The Black Crowned Crane (Balearica pavonina ceciliae) is a rare bird native to the wetlands of eastern and western Africa. It is a subspecies of the Grey Crowned Crane (Balearica regulorum).
The Black Crowned Crane has a black neck, and a white and pink naked (featherless) head. Its wings are mainly white. Its head has a crown of stiff golden feathers. Its cheeks are pinkish-white, and it has a pink throat pouch. Its beak is short and grey, and its legs are black.
It is about 100 centimetres (39 inches) tall, with a large wingspan of 200 centimetres (79 inches).
The Black Crowned Crane has long legs for wading through water grass, looking for food. It is omnivorous, eating plants, seeds, grain, insects, frogs, worms, snakes, small fish, and eggs.
The Black Crowned Crane and the Grey Crowned Crane are the only cranes that can sit and sleep in trees, because they have a long hind (back) toe that can grasp branches.
The Black Crowned Crane is often seen in pairs, and also in flocks of 30-150 birds.
Males and females dance and jump when they are courting. Male and female cranes make a large nest in tall grass. Females lay a clutch of 2-5 eggs, which both males and females sit on until they are hatched 28–31 days later.
Chicks are precocial, which means that they have most of their feathers, and they can run as soon as they hatch. They get their full flying feathers within 56–100 days.

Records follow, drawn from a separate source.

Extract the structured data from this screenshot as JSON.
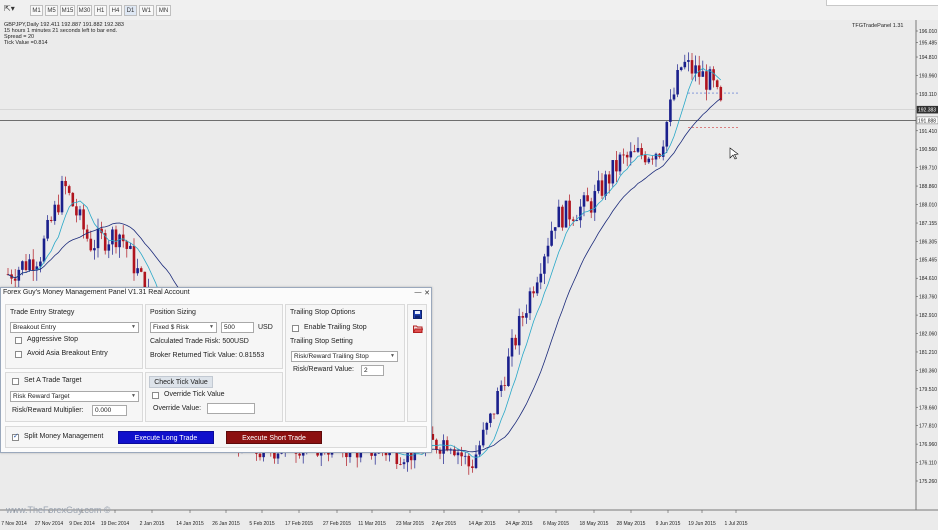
{
  "toolbar": {
    "cursor_glyph": "⇱▾",
    "timeframes": [
      "M1",
      "M5",
      "M15",
      "M30",
      "H1",
      "H4",
      "D1",
      "W1",
      "MN"
    ],
    "active_timeframe": "D1"
  },
  "chart": {
    "ohlc_line": "GBPJPY,Daily  192.411 192.887 191.882 192.383",
    "time_left": "15 hours 1 minutes 21 seconds left to bar end.",
    "spread": "Spread = 20",
    "tick_value": "Tick Value =0.814",
    "indicator_name": "TFGTradePanel 1.31",
    "price_labels": [
      "196.010",
      "195.485",
      "194.810",
      "193.960",
      "193.110",
      "192.383",
      "191.888",
      "191.410",
      "190.560",
      "189.710",
      "188.860",
      "188.010",
      "187.155",
      "186.305",
      "185.465",
      "184.610",
      "183.760",
      "182.910",
      "182.060",
      "181.210",
      "180.360",
      "179.510",
      "178.660",
      "177.810",
      "176.960",
      "176.110",
      "175.260"
    ],
    "current_price_label": "192.383",
    "bid_line_label": "191.888",
    "date_labels": [
      "7 Nov 2014",
      "27 Nov 2014",
      "9 Dec 2014",
      "19 Dec 2014",
      "2 Jan 2015",
      "14 Jan 2015",
      "26 Jan 2015",
      "5 Feb 2015",
      "17 Feb 2015",
      "27 Feb 2015",
      "11 Mar 2015",
      "23 Mar 2015",
      "2 Apr 2015",
      "14 Apr 2015",
      "24 Apr 2015",
      "6 May 2015",
      "18 May 2015",
      "28 May 2015",
      "9 Jun 2015",
      "19 Jun 2015",
      "1 Jul 2015"
    ],
    "watermark": "www.TheForexGuy.com ©",
    "colors": {
      "bull": "#1a1f8c",
      "bear": "#b0141e",
      "fast_ma": "#29a8c8",
      "slow_ma": "#1b2a7a",
      "background": "#ebebeb",
      "price_line": "#444444"
    }
  },
  "panel": {
    "title": "Forex Guy's Money Management Panel V1.31 Real Account",
    "minimize_glyph": "—",
    "close_glyph": "✕",
    "entry": {
      "heading": "Trade Entry Strategy",
      "strategy_value": "Breakout Entry",
      "aggressive_stop_label": "Aggressive Stop",
      "avoid_asia_label": "Avoid Asia Breakout Entry"
    },
    "sizing": {
      "heading": "Position Sizing",
      "mode_value": "Fixed $ Risk",
      "amount_value": "500",
      "currency": "USD",
      "calc_risk_text": "Calculated Trade Risk: 500USD",
      "tick_value_text": "Broker Returned Tick Value: 0.81553"
    },
    "trailing": {
      "heading": "Trailing Stop Options",
      "enable_label": "Enable Trailing Stop",
      "setting_label": "Trailing Stop Setting",
      "setting_value": "Risk/Reward Trailing Stop",
      "rr_label": "Risk/Reward Value:",
      "rr_value": "2"
    },
    "target": {
      "set_target_label": "Set A Trade Target",
      "target_value": "Risk Reward Target",
      "multiplier_label": "Risk/Reward Multiplier:",
      "multiplier_value": "0.000"
    },
    "tick": {
      "check_button": "Check Tick Value",
      "override_label": "Override Tick Value",
      "override_value_label": "Override Value:",
      "override_value": ""
    },
    "footer": {
      "split_label": "Split Money Management",
      "long_button": "Execute Long Trade",
      "short_button": "Execute Short Trade"
    }
  }
}
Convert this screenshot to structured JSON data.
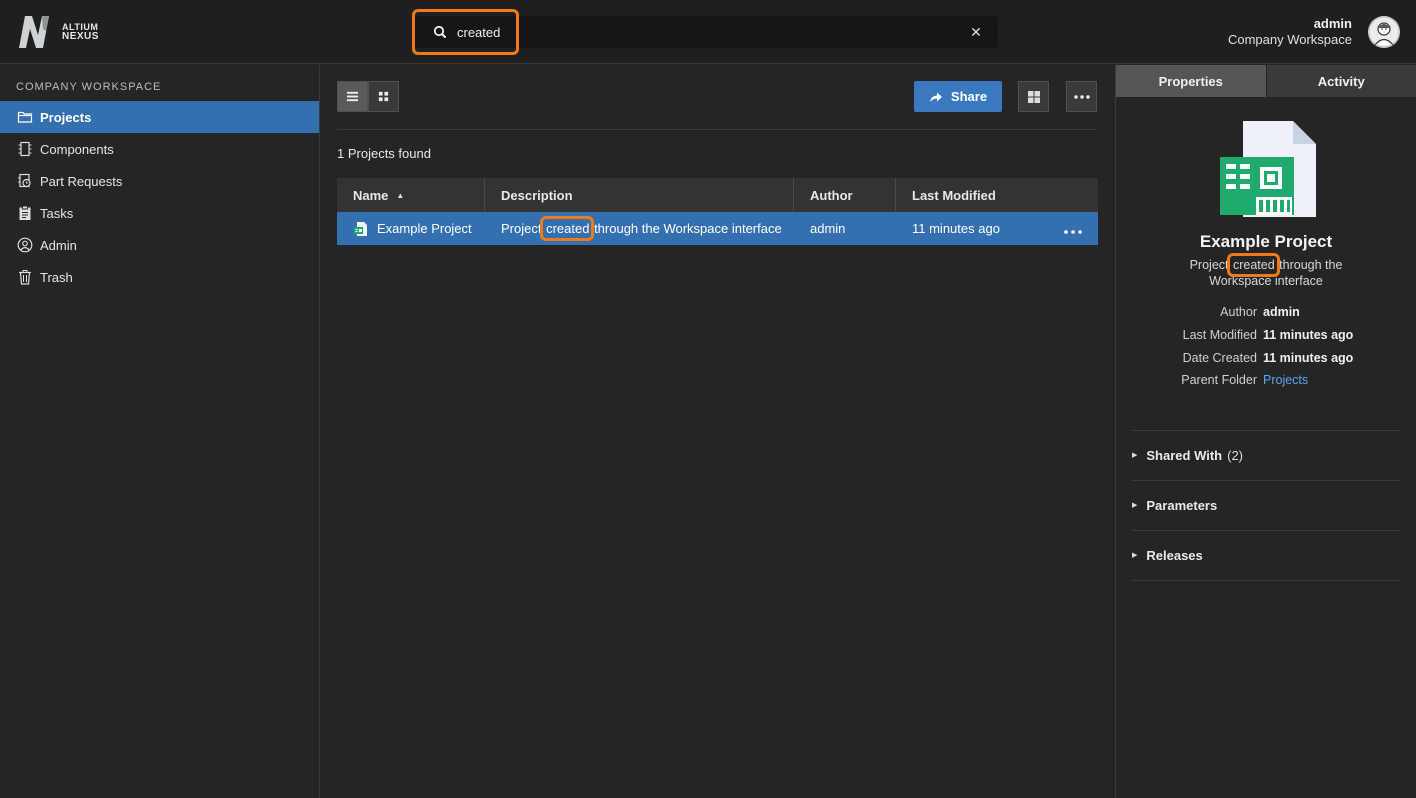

Photographer: Martina Nicolls
Martina Nicolls: SIMILAR BUT DIFFERENT IN THE ANIMAL KINGDOM